One oyster filters up to 50 gallons of water per day, improving water quality and keeping Budd Inlet bountiful and beautiful.

This year’s planting is scheduled for Aug. 18 at low tide, but the project needs to order the seeding shells by Aug. 9. That means they need your contribution today.

Anyone interested in helping can contact Dan Mazur at danmazur@lycos.com or at 360-250-3407.

The trouble in Tenino continues.

It seems the Tenino City Council didn’t follow state law in appointing the new police chief, John Hutchings, a longtime Olympia police officer.

State law requires a city’s civil service commission to recommend three candidates for the chief position. But Tenino didn’t have enough members on its commission, so Mayor Eric Strawn made the decision to appoint a new chief, rather than recommend new members to the commission. “Which one was more important,” he asked?

Actually, both are important, but it’s hard to disagree with the mayor’s logic. Except that the city attorney, doing his job, has forced the city to follow state law.

That was the right thing to do.

A hearty congratulations to the Port of Olympia, the City of Olympia and the Squaxin Island Tribe for pulling off a successful beginning to the 2012 Canoe Journey last Sunday. Despite numerous other events occurring in the South Sound last week, including the final day of the Washington Senior Games, the event came off smoothly.

That’s a testament to the months of planning and cooperation between the tribe, the Port and the city, among others.

The request to purchase guns in Colorado rocketed up by 41 percent in the four days after the horrific movie theater attack near Denver.

Just as new gun laws won’t prevent a determined psychopath from killing others, putting more guns into the hands of amateurs only increases the likelihood of an unfortunate accident.

It’s a pleasure to watch all of the female athletes compete at the 2012 summer Olympic Games in London.

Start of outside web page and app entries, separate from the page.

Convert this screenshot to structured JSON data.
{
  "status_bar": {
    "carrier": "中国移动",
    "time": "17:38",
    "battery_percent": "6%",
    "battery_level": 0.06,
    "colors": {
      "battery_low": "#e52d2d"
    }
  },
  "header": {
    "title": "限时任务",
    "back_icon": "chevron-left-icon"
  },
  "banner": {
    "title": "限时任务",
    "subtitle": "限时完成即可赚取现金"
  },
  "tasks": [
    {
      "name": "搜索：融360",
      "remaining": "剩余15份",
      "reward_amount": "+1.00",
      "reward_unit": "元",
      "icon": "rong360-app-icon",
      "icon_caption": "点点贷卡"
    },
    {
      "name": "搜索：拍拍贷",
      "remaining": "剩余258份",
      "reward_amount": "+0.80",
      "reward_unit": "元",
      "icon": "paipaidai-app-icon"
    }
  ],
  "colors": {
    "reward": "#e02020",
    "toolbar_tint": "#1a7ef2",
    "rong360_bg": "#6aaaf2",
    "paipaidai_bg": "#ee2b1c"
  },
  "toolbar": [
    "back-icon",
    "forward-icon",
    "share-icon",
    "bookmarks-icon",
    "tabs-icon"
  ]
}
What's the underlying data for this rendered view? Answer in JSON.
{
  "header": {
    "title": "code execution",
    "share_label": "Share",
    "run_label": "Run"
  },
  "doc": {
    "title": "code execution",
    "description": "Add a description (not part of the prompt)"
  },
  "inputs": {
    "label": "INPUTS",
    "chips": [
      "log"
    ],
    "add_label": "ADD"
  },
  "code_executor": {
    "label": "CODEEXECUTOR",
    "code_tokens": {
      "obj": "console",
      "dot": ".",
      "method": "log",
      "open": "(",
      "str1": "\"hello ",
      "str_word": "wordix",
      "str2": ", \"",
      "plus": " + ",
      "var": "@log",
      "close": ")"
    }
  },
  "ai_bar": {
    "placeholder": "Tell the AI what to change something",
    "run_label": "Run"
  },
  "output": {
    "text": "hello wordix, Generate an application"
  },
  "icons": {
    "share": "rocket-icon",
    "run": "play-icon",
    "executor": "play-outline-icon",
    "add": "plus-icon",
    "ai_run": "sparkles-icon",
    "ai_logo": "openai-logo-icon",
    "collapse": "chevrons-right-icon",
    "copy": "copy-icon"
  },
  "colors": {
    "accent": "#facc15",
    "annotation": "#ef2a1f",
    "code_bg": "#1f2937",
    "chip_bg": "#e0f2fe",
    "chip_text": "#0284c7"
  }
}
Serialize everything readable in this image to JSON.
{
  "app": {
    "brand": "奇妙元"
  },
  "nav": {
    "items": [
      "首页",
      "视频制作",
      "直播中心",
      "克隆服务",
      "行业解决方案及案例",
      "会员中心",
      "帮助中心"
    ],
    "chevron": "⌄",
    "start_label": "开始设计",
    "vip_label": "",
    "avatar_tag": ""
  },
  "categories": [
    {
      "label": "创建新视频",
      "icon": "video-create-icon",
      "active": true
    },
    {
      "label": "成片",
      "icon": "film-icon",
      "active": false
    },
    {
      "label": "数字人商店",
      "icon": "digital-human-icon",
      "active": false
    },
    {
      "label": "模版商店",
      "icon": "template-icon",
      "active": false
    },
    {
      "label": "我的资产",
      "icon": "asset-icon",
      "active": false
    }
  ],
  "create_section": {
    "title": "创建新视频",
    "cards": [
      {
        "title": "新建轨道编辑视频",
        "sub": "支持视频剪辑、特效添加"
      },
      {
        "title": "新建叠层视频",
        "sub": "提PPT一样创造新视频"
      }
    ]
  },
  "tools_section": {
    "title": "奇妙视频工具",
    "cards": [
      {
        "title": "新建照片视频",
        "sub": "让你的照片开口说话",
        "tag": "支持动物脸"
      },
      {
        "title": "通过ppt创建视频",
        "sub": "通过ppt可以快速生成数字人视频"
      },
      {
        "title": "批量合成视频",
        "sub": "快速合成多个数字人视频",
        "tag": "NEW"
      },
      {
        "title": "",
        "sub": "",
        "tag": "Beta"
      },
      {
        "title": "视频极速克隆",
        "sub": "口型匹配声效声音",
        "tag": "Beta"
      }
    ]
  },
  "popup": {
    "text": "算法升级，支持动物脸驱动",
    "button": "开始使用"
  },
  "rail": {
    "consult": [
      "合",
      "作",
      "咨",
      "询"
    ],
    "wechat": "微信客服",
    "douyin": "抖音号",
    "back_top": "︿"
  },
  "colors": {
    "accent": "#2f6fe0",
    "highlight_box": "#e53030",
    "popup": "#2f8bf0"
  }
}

For most of the year, women’s sports operate in near obscurity. Every once in a while, a female golfer rises to the top of the news cycle or the Seattle Storm string together remarkable victories in the WNBA.

But at the Olympics, women take an equal, and sometimes more prominent, stage.

Who wasn’t riveted by the performance of the U.S. women’s gymnastic team, or the gold medals won this week by Gabby Douglas, Missy Franklin and Allison Schmitt?

For an intense two-week period, people all over the world watch, with equal interest, men and women perform in friendly international competition.

It is a small reminder that humans everywhere share common motivations, goals and emotions, regardless of race, religion or gender.

The official review is done, and the Child Fatality Review Committee has concluded that “nobody could have anticipated that Joshua Powell would murder his two sons.” It was the right conclusion to a horrible family tragedy.

We can’t imagine a more complicated case. Because Powell was a “person of interest” in the disappearance of his wife, Susan, the review committee said closer cooperation between child care workers and law enforcement might have resulted in a prohibition on in-home visits with the two boys. But, the committee also said child care workers in the Department of Social and Health Services “demonstrated the highest concern for the children’s health, safety and welfare.”